Championing Local Produce
David Everitt-Matthias is the epitome of the ‘chef’s chef’. He has been running 2 Michelin Star Le Champignon Sauvage with his wife Helen since 1987 and has famously never missed a service. In that time they have been quietly amassing a range of accolades including the 2 Michelin stars, 4 AA rosettes and the Good Food Guide’s Chef of the Year award in 2014.
“Here in the Cotswolds, we are very lucky to be so close to such wonderful produce: terrific cheeses, lamb and game as well as an abundance of wild mushrooms and other foraged foods. We have a good climate, which helps with the growing and farming of produce. There has been a huge development recently with many small producers coming to the area to grow, brew, distil and produce wonderful food and drink offerings, including an insurgence of microbrewers and even locally made gin. It’ s a very exciting time for the region. Being surrounded by great producers and great natural ingredients means that we can put the best seasonal flavours on the plate. A lot of local chefs are in the same position. There are so many good restaurants within this region it’ s hard to pick, but if pushed my favourites are 5 North Street, The Wild Rabbit, Purslane in Cheltenham and The Butchers Arms in Eldersfield.
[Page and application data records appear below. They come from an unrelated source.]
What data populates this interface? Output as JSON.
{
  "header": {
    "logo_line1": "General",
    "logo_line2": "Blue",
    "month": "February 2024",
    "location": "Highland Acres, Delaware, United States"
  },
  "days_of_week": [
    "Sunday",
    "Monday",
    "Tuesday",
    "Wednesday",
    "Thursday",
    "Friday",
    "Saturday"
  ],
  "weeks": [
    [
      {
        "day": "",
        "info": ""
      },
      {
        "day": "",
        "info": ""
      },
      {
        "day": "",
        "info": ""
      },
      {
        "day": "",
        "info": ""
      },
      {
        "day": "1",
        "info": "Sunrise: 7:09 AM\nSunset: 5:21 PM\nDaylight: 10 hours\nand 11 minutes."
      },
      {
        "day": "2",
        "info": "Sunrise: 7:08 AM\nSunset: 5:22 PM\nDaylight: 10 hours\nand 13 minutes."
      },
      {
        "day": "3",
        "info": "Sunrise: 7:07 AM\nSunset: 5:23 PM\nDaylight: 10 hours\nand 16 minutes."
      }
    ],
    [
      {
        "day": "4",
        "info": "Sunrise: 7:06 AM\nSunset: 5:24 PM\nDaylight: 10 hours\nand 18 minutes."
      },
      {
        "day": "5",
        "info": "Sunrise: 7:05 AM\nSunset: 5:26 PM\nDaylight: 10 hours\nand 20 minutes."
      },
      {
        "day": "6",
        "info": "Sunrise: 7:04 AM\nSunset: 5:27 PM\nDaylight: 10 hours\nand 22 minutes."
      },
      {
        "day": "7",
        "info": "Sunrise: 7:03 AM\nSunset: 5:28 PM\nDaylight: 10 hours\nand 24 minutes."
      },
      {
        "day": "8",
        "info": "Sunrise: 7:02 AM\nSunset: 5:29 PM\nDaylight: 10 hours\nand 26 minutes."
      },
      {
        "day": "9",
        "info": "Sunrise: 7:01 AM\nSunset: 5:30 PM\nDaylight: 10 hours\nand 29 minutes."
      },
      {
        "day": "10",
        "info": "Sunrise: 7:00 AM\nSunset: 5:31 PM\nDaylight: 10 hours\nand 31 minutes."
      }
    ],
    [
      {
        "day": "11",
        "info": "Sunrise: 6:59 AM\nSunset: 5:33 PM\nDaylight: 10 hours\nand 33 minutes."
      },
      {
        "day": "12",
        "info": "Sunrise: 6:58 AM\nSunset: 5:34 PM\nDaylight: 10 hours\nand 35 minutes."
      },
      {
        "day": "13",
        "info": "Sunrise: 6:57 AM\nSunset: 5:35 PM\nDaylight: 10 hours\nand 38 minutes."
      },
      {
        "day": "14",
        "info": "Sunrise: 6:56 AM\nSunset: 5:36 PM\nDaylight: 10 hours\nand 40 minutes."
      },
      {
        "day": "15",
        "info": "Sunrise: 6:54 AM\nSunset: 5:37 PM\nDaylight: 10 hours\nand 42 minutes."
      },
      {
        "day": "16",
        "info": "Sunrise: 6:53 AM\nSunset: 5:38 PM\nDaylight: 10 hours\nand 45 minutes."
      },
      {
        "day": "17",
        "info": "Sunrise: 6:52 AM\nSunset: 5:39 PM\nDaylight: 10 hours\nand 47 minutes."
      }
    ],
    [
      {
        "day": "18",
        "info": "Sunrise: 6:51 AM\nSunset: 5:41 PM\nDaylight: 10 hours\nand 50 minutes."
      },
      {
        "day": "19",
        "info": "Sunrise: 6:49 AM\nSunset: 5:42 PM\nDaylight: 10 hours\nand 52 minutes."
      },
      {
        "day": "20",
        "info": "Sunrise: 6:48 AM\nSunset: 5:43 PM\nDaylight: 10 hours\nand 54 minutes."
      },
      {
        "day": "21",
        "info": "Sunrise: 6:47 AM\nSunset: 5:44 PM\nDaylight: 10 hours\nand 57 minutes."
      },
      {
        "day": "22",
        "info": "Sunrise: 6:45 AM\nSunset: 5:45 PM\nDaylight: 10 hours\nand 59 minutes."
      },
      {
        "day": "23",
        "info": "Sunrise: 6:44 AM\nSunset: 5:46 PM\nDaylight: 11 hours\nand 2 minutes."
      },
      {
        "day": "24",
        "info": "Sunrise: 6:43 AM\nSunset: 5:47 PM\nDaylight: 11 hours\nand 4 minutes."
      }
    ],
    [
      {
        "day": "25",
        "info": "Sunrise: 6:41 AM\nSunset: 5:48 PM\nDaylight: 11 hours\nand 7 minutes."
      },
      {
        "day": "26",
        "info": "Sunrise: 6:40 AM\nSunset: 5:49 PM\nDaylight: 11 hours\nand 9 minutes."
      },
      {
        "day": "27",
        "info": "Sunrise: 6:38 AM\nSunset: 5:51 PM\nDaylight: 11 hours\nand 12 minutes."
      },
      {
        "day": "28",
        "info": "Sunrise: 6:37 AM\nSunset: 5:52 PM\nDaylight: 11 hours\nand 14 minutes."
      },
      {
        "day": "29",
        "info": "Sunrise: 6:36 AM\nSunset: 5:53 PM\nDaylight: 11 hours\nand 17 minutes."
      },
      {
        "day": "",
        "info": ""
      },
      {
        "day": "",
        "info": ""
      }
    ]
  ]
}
When building a dish we look to the seasons, though the most important thing is taste. How can we extract as much flavour as possible into the dish? We are known for our bold, masculine flavours. I want a lemon tart to taste like it has a whole box of lemons in it! Then we look at texture; a plate of soft food is not stimulating so texture is needed to excite the palate.
Finally we work on the appearance of the dish and which plates to use. Occasionally we may commission local potters to make some of the plates for specific dishes at various times of the year. At Le Champignon Sauvage, we love natural ingredients. Spring heralds growth and there are new shoots popping up everywhere. Wild garlic appears, scarlet elf caps grow nearby, stone crop, young nettles and sorrel begins to appear. Autumn brings the mushroom season with blue limbs, bay boletus and honey fungus all coming to the fore. And for those empty basket days, there will always be crab apples, chestnuts and acorns to gather. It’ s not all about foraging, of course. We are blessed in having good contacts with many of our suppliers. Charles Martell & Son supply our Stinking Bishop, which is washed in perry cider to give it its characteristic flavour and pungent smell, and May Hill Green, a soft cows’ milk cheese inspired by the May Hill – an important part of the Gloucestershire landscape that is topped by 99 pine trees on May Day for revellers to assemble round and greet the dawn.
Hamish Campbell supplies his ‘R Oil’ rapeseed oil to the restaurant. It has a uniquely nutty flavour and a wonderfully deep golden colour. I remember him coming into the restaurant many, many years ago. He offered me a bottle of oil and I loved it. He hadn’ t a clue who I was – but we’ ve got on well ever since. Chefs need to care about their produce and forge links with their suppliers – and home cooks can too. Regular chats with your butcher, fishmonger and greengrocer about what is available and what affect the weather has had on the produce will help you get the quality you are looking for. Even in the land-locked Midlands you can still access an excellent quality of fish and seafood. I use Flying Fish Seafoods in Cornwall and Johnny is, without doubt, the best fishmonger I have ever had. It is in a cook’ s interest to deal with suppliers that are as proud of their product as they are in cooking it. I am very fortunate to be in this part of the world and I have been lucky enough to work with some great suppliers. It is with such delight and pride to champion our favourite producers, chefs and venues in this prestigious cookbook”.